Wearable Technology

Today, wearable technology can be found in entertainment, education, finance, fitness, music, personal safety, and medicine. While body-worn technologies have existed for centuries, today’s wearable technology is often connected to digital software and the Internet. In the health sector, we have fitness trackers like Fitbit and smart clothing like Hexoskin, which measure our biometrics and monitor our healthy behaviours. To make our lives more efficient, we have smartwatches, Bluetooth headsets, and even smart eyewear like Google Glass that places a layer of digital information right before our eyes. To make our lives more fun, we have gaming consoles like the Oculus Rift that immerse us inside of a story, bringing us into a new world of virtual reality.

How it works

Depending on the type of wearable technology, devices work in different, complex ways. However, most wearable technologies today share a few things in common. They are form-fitted to work with the human body, they connect to digital software to collect information and interpret actions, and they connect with networks to permit information to be shared with other devices, people, and databases.

Some devices – such as smartwatches or wireless headphones – use Bluetooth technology to connect all personal devices, in order to synchronize them. Others, like fitness trackers, can measure heart rate and movement, in order to measure sleep cycle and workout performance. They often synchronize with a computer or smartphone, to consolidate data so trends can be identified.

Why it matters

Wearable technology allows us to extend the capabilities of our own bodies. These technologies have a major influence on every aspect of our lives, including our communication with one another and the world.
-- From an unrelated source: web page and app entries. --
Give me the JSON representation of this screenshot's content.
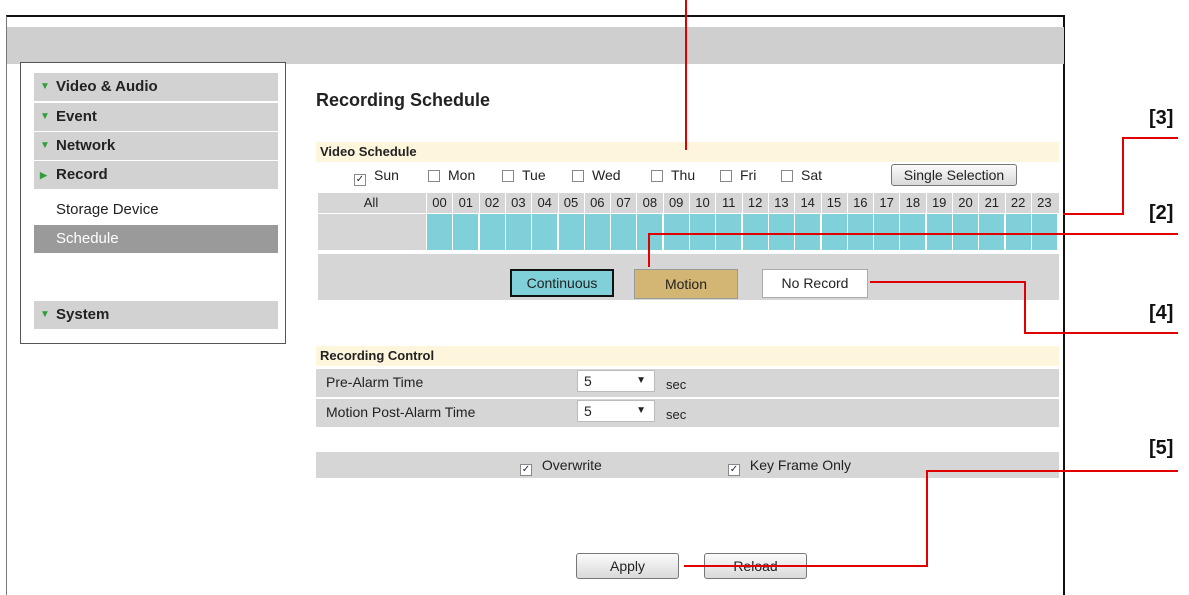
{
  "sidebar": {
    "items": [
      {
        "label": "Video & Audio",
        "icon": "chevron-down-icon"
      },
      {
        "label": "Event",
        "icon": "chevron-down-icon"
      },
      {
        "label": "Network",
        "icon": "chevron-down-icon"
      },
      {
        "label": "Record",
        "icon": "chevron-right-icon"
      }
    ],
    "sub_items": [
      {
        "label": "Storage Device",
        "selected": false
      },
      {
        "label": "Schedule",
        "selected": true
      }
    ],
    "system": {
      "label": "System",
      "icon": "chevron-down-icon"
    }
  },
  "page_title": "Recording Schedule",
  "video_schedule": {
    "header": "Video Schedule",
    "days": [
      {
        "label": "Sun",
        "checked": true
      },
      {
        "label": "Mon",
        "checked": false
      },
      {
        "label": "Tue",
        "checked": false
      },
      {
        "label": "Wed",
        "checked": false
      },
      {
        "label": "Thu",
        "checked": false
      },
      {
        "label": "Fri",
        "checked": false
      },
      {
        "label": "Sat",
        "checked": false
      }
    ],
    "single_selection_label": "Single Selection",
    "all_label": "All",
    "hours": [
      "00",
      "01",
      "02",
      "03",
      "04",
      "05",
      "06",
      "07",
      "08",
      "09",
      "10",
      "11",
      "12",
      "13",
      "14",
      "15",
      "16",
      "17",
      "18",
      "19",
      "20",
      "21",
      "22",
      "23"
    ],
    "modes": {
      "continuous": "Continuous",
      "motion": "Motion",
      "no_record": "No Record"
    },
    "colors": {
      "continuous": "#7fd0d8",
      "motion": "#d3b673",
      "no_record": "#ffffff"
    }
  },
  "recording_control": {
    "header": "Recording Control",
    "rows": [
      {
        "label": "Pre-Alarm Time",
        "value": "5",
        "unit": "sec"
      },
      {
        "label": "Motion Post-Alarm Time",
        "value": "5",
        "unit": "sec"
      }
    ]
  },
  "options": {
    "overwrite": {
      "label": "Overwrite",
      "checked": true
    },
    "key_frame_only": {
      "label": "Key Frame Only",
      "checked": true
    }
  },
  "buttons": {
    "apply": "Apply",
    "reload": "Reload"
  },
  "annotations": {
    "a3": "[3]",
    "a2": "[2]",
    "a4": "[4]",
    "a5": "[5]"
  },
  "check_mark": "✓"
}
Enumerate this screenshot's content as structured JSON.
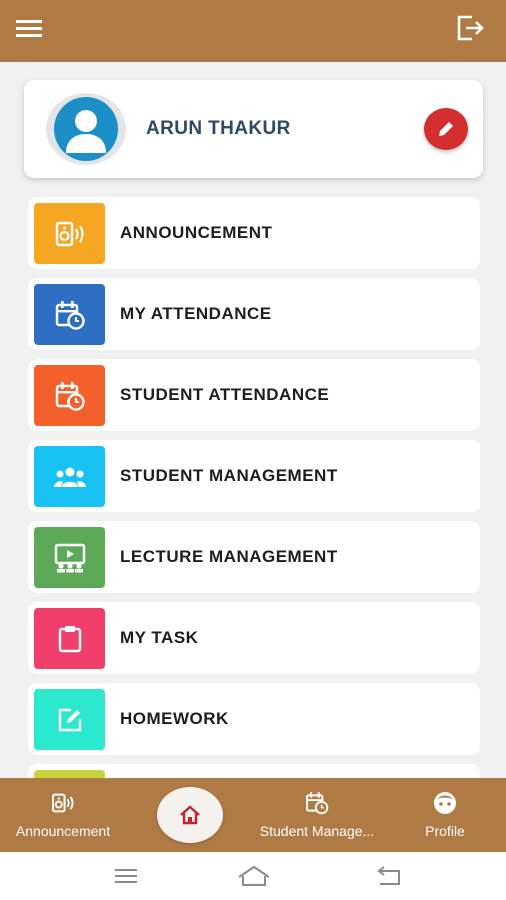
{
  "header": {
    "menu_icon": "hamburger-menu-icon",
    "logout_icon": "logout-icon",
    "background": "#b07a45"
  },
  "profile": {
    "name": "ARUN THAKUR",
    "avatar_icon": "person-avatar-icon",
    "edit_icon": "pencil-icon",
    "edit_color": "#d32f2f"
  },
  "menu": {
    "items": [
      {
        "label": "ANNOUNCEMENT",
        "icon": "speaker-icon",
        "color": "#f5a623"
      },
      {
        "label": "MY ATTENDANCE",
        "icon": "calendar-clock-icon",
        "color": "#2e6fc3"
      },
      {
        "label": "STUDENT ATTENDANCE",
        "icon": "calendar-clock-icon",
        "color": "#f4602b"
      },
      {
        "label": "STUDENT MANAGEMENT",
        "icon": "group-icon",
        "color": "#18c2f2"
      },
      {
        "label": "LECTURE MANAGEMENT",
        "icon": "lecture-screen-icon",
        "color": "#5caa57"
      },
      {
        "label": "MY TASK",
        "icon": "clipboard-icon",
        "color": "#ef3f6a"
      },
      {
        "label": "HOMEWORK",
        "icon": "edit-square-icon",
        "color": "#2ce8cf"
      },
      {
        "label": "",
        "icon": "",
        "color": "#c8d43a"
      }
    ]
  },
  "bottom_nav": {
    "announcement": {
      "label": "Announcement",
      "icon": "speaker-icon"
    },
    "home": {
      "icon": "home-icon"
    },
    "student_management": {
      "label": "Student Manage...",
      "icon": "calendar-clock-icon"
    },
    "profile": {
      "label": "Profile",
      "icon": "face-icon"
    }
  },
  "system_bar": {
    "recents_icon": "recents-icon",
    "home_icon": "system-home-icon",
    "back_icon": "back-icon"
  }
}
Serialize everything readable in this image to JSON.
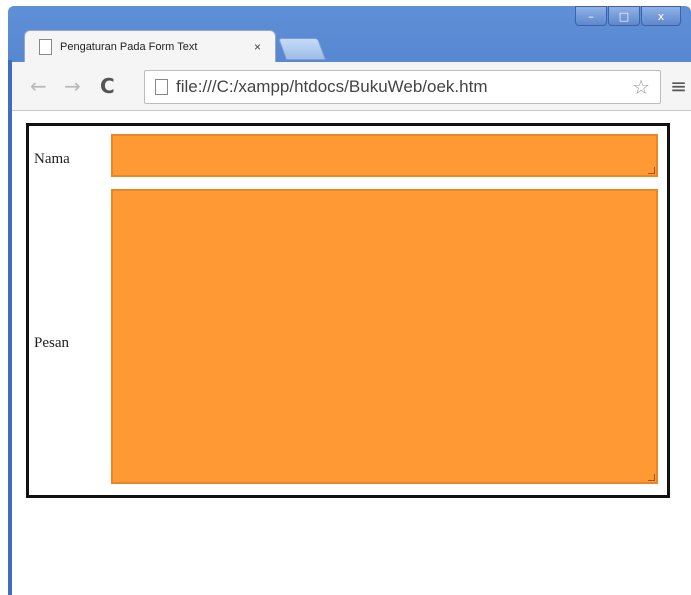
{
  "browser": {
    "tab_title": "Pengaturan Pada Form Text",
    "tab_close": "×",
    "url": "file:///C:/xampp/htdocs/BukuWeb/oek.htm",
    "window_controls": {
      "minimize": "–",
      "maximize": "□",
      "close": "x"
    },
    "nav": {
      "back": "←",
      "forward": "→",
      "reload": "C",
      "star": "☆",
      "menu": "≡"
    }
  },
  "form": {
    "nama_label": "Nama",
    "pesan_label": "Pesan",
    "nama_value": "",
    "pesan_value": "",
    "field_color": "#ff9933",
    "border_color": "#111111"
  }
}
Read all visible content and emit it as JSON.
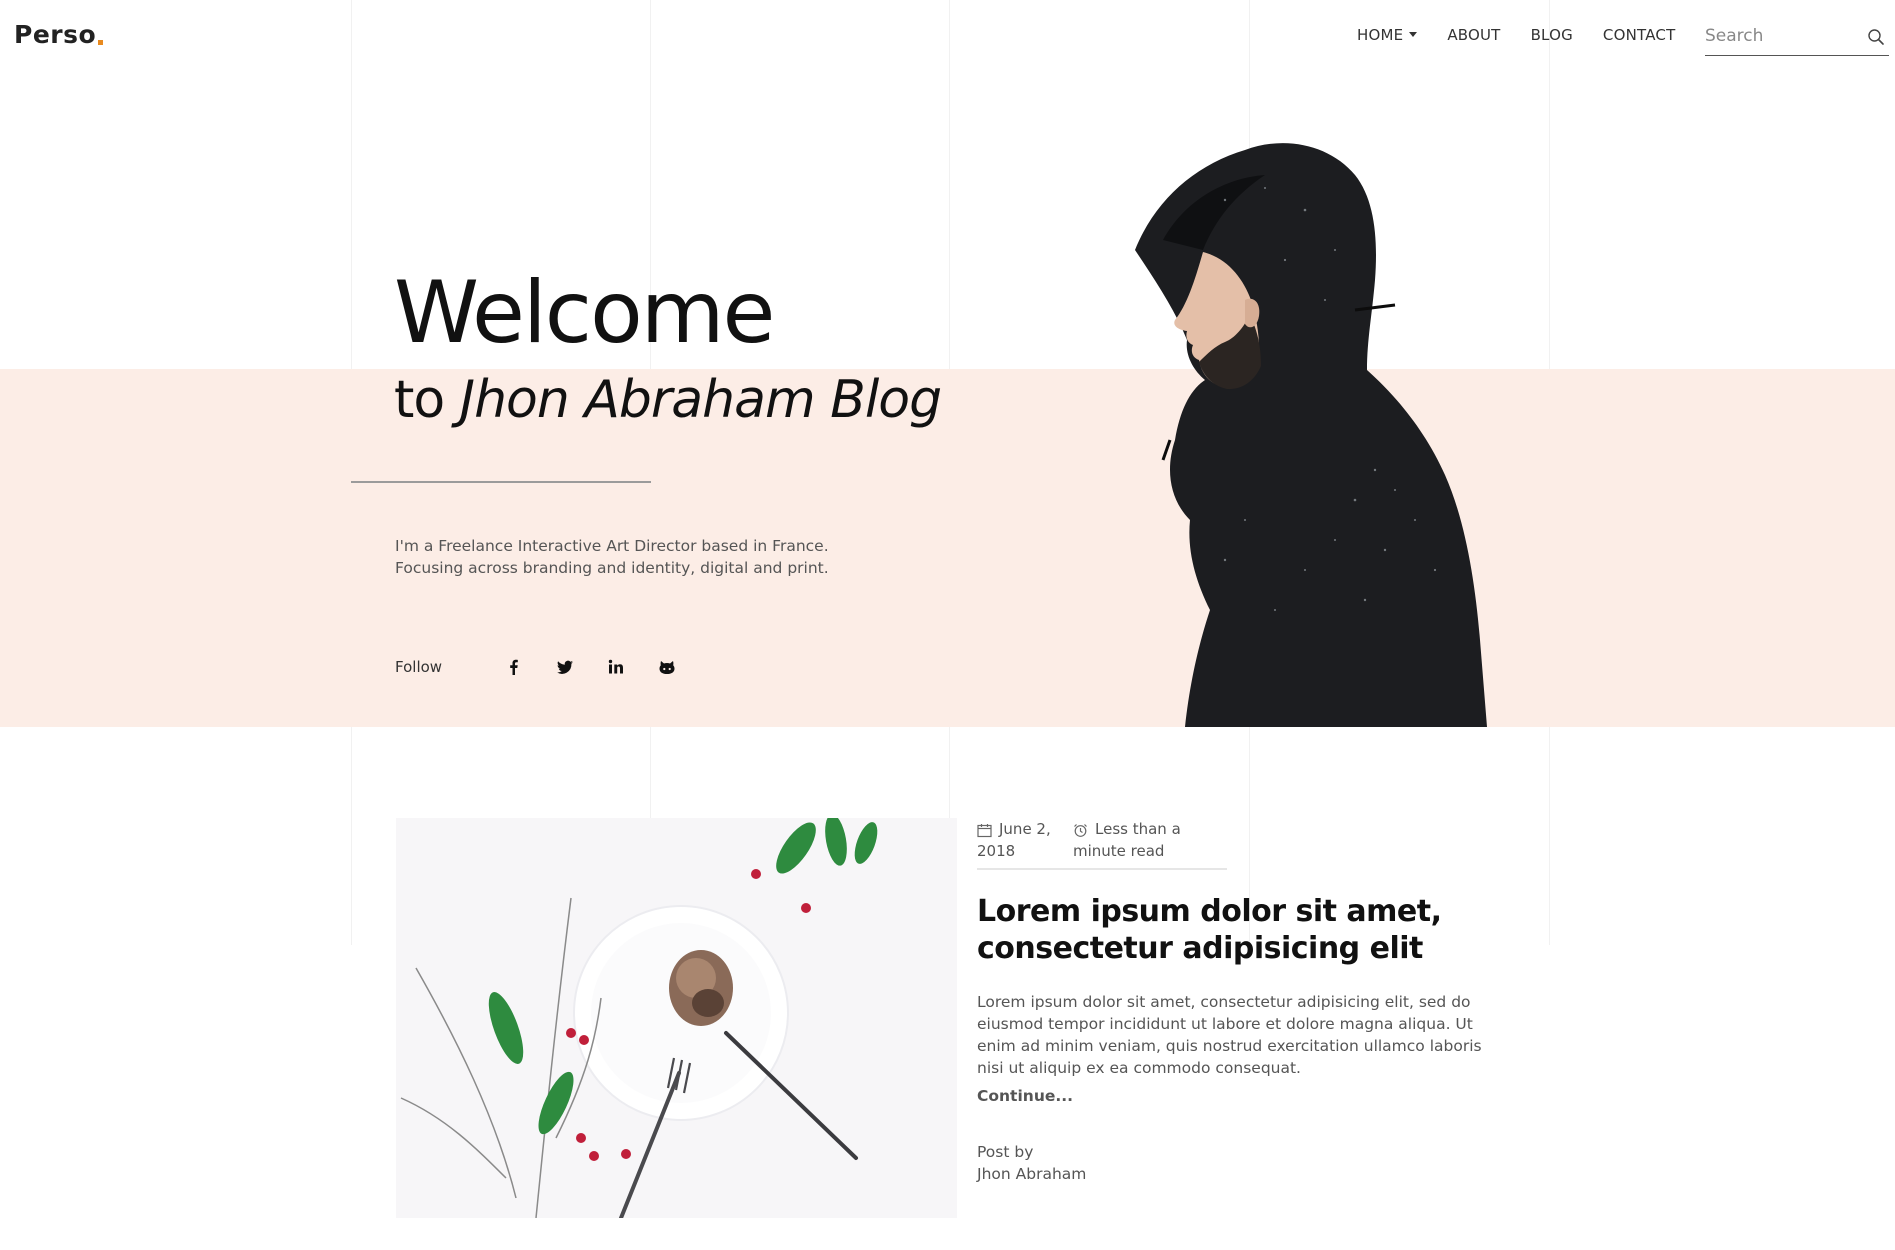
{
  "site": {
    "logo": "Perso",
    "accent_color": "#e88a1f",
    "hero_bg_color": "#fcede6"
  },
  "nav": {
    "items": [
      {
        "label": "HOME",
        "has_dropdown": true
      },
      {
        "label": "ABOUT",
        "has_dropdown": false
      },
      {
        "label": "BLOG",
        "has_dropdown": false
      },
      {
        "label": "CONTACT",
        "has_dropdown": false
      }
    ],
    "search_placeholder": "Search",
    "search_icon": "search-icon"
  },
  "hero": {
    "title": "Welcome",
    "subtitle_prefix": "to",
    "subtitle_name": "Jhon Abraham Blog",
    "description": "I'm a Freelance Interactive Art Director based in France. Focusing across branding and identity, digital and print.",
    "follow_label": "Follow",
    "social_icons": [
      "facebook-icon",
      "twitter-icon",
      "linkedin-icon",
      "github-icon"
    ]
  },
  "post": {
    "date_line1": "June 2,",
    "date_line2": "2018",
    "read_line1": "Less than a",
    "read_line2": "minute read",
    "title": "Lorem ipsum dolor sit amet, consectetur adipisicing elit",
    "excerpt": "Lorem ipsum dolor sit amet, consectetur adipisicing elit, sed do eiusmod tempor incididunt ut labore et dolore magna aliqua. Ut enim ad minim veniam, quis nostrud exercitation ullamco laboris nisi ut aliquip ex ea commodo consequat.",
    "continue_label": "Continue...",
    "posted_by_label": "Post by",
    "author": "Jhon Abraham"
  }
}
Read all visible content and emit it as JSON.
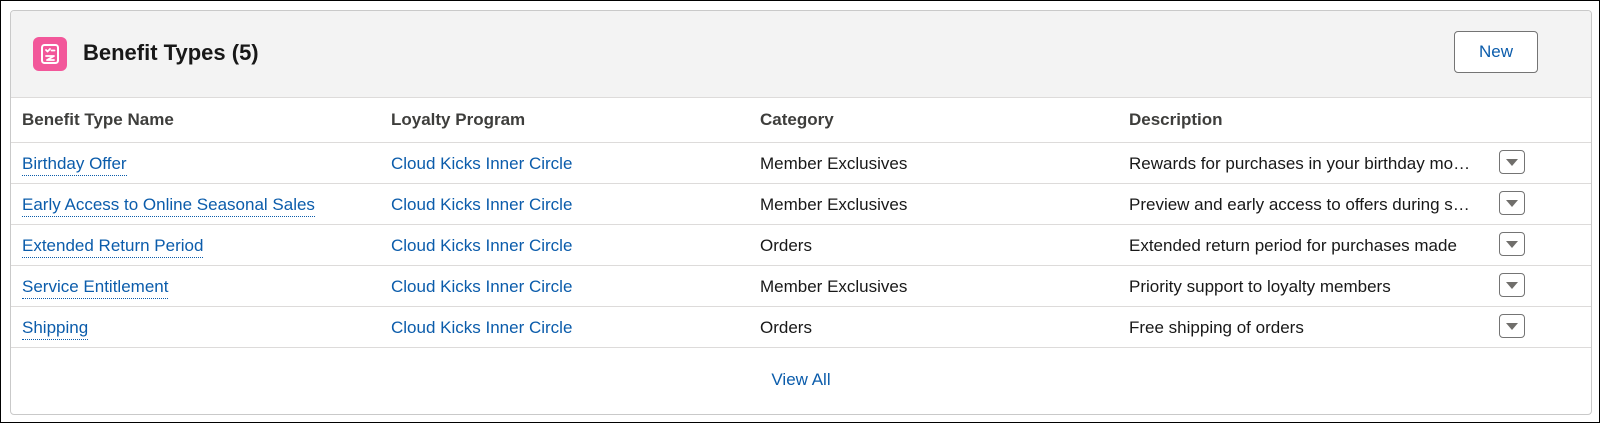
{
  "card": {
    "title": "Benefit Types (5)",
    "icon": "benefit-icon",
    "new_label": "New",
    "view_all_label": "View All",
    "accent_color": "#f2579a",
    "link_color": "#0b5cab"
  },
  "table": {
    "columns": [
      "Benefit Type Name",
      "Loyalty Program",
      "Category",
      "Description"
    ],
    "rows": [
      {
        "name": "Birthday Offer",
        "program": "Cloud Kicks Inner Circle",
        "category": "Member Exclusives",
        "description": "Rewards for purchases in your birthday month"
      },
      {
        "name": "Early Access to Online Seasonal Sales",
        "program": "Cloud Kicks Inner Circle",
        "category": "Member Exclusives",
        "description": "Preview and early access to offers during seasonal sales"
      },
      {
        "name": "Extended Return Period",
        "program": "Cloud Kicks Inner Circle",
        "category": "Orders",
        "description": "Extended return period for purchases made"
      },
      {
        "name": "Service Entitlement",
        "program": "Cloud Kicks Inner Circle",
        "category": "Member Exclusives",
        "description": "Priority support to loyalty members"
      },
      {
        "name": "Shipping",
        "program": "Cloud Kicks Inner Circle",
        "category": "Orders",
        "description": "Free shipping of orders"
      }
    ]
  }
}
Most importantly, these technologies can be life-saving. Doctors can use them while performing surgeries to float medical images and consult with colleagues remotely during an operation. In 1996, the “Smart Shirt” was employed by the military of the United States to monitor soldiers’ vital signs and better employ medical care in those critical minutes after injury. Finally, companies like CUFF Smart Jewelry and Lifeline have been introducing wearables which can send an alert if the wearer is in any danger, providing alerts in an emergency.

It must be said, however, that many wearable technologies have not seen the popularity to match their potential. Consumer concerns include limitations of functionality, low battery life, and privacy. Some wearable technologies have the ability to collect and share information that people want to keep private – even if they are not the wearer themselves. However, companies are taking note of these issues and are attempting to improve them, in order to drive further innovation in this field.

A Canadian connection

One Canadian who is putting wearable technology to the test is Erica Wiebe - Rio 2016’s Olympic 75 kg freestyle wrestling gold medalist. Using Hexoskin biometric clothing, she was able to track her performance to refine her training and get the best results. It seems as though her strategy was effective – she even has a gold medal to prove it!

Erica Wiebe - Rio 2016’s Olympic 75 kg freestyle wrestling gold medalist

Go further

Check out the Wearable Tech exhibition at the Canada Science and Technology Museum. Discover how wearable technology has evolved throughout history, and try some out for yourself!

Image Gallery

CSTM
Canada Science and Technology Museum
Program Location
Online